◆ **What is needed**
The entries below are to be retyped exactly. Preserve every word.

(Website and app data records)

=-=-=-=-=

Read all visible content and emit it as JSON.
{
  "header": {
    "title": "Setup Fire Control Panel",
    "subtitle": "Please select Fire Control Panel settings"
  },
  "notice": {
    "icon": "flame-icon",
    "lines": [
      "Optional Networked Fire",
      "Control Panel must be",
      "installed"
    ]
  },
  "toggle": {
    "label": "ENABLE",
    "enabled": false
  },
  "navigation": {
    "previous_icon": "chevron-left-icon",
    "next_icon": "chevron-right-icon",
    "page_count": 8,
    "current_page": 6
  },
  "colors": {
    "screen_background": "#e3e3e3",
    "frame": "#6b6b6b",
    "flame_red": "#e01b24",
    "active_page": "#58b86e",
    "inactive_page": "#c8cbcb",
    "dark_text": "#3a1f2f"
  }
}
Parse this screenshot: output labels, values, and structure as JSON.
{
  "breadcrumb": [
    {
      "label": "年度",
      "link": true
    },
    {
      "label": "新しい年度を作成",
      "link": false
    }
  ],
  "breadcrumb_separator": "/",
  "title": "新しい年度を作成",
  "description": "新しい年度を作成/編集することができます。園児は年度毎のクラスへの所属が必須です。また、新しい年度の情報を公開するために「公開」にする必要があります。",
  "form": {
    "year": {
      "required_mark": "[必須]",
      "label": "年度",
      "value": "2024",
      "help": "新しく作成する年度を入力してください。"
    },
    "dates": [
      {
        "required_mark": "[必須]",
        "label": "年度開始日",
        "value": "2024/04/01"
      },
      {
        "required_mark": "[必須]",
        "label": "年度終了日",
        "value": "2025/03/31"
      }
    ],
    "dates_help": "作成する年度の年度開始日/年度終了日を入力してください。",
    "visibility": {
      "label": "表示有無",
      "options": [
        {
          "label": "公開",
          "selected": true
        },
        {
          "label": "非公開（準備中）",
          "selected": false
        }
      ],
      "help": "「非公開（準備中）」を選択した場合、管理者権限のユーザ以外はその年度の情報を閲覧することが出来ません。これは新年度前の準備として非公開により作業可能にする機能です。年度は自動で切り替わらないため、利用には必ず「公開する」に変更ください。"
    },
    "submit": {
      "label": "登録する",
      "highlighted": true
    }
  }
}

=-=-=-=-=

◆ **Task output**
Read all visible content and emit it as JSON.
{
  "header": {
    "title": "Setup Fire Control Panel",
    "subtitle": "Please select Fire Control Panel settings"
  },
  "notice": {
    "icon": "flame-icon",
    "lines": [
      "Optional Networked Fire",
      "Control Panel must be",
      "installed"
    ]
  },
  "toggle": {
    "label": "ENABLE",
    "enabled": false
  },
  "navigation": {
    "previous_icon": "chevron-left-icon",
    "next_icon": "chevron-right-icon",
    "page_count": 8,
    "current_page": 6
  },
  "colors": {
    "screen_background": "#e3e3e3",
    "frame": "#6b6b6b",
    "flame_red": "#e01b24",
    "active_page": "#58b86e",
    "inactive_page": "#c8cbcb",
    "dark_text": "#3a1f2f"
  }
}
Parse this screenshot: output labels, values, and structure as JSON.
{
  "breadcrumb": [
    {
      "label": "年度",
      "link": true
    },
    {
      "label": "新しい年度を作成",
      "link": false
    }
  ],
  "breadcrumb_separator": "/",
  "title": "新しい年度を作成",
  "description": "新しい年度を作成/編集することができます。園児は年度毎のクラスへの所属が必須です。また、新しい年度の情報を公開するために「公開」にする必要があります。",
  "form": {
    "year": {
      "required_mark": "[必須]",
      "label": "年度",
      "value": "2024",
      "help": "新しく作成する年度を入力してください。"
    },
    "dates": [
      {
        "required_mark": "[必須]",
        "label": "年度開始日",
        "value": "2024/04/01"
      },
      {
        "required_mark": "[必須]",
        "label": "年度終了日",
        "value": "2025/03/31"
      }
    ],
    "dates_help": "作成する年度の年度開始日/年度終了日を入力してください。",
    "visibility": {
      "label": "表示有無",
      "options": [
        {
          "label": "公開",
          "selected": true
        },
        {
          "label": "非公開（準備中）",
          "selected": false
        }
      ],
      "help": "「非公開（準備中）」を選択した場合、管理者権限のユーザ以外はその年度の情報を閲覧することが出来ません。これは新年度前の準備として非公開により作業可能にする機能です。年度は自動で切り替わらないため、利用には必ず「公開する」に変更ください。"
    },
    "submit": {
      "label": "登録する",
      "highlighted": true
    }
  }
}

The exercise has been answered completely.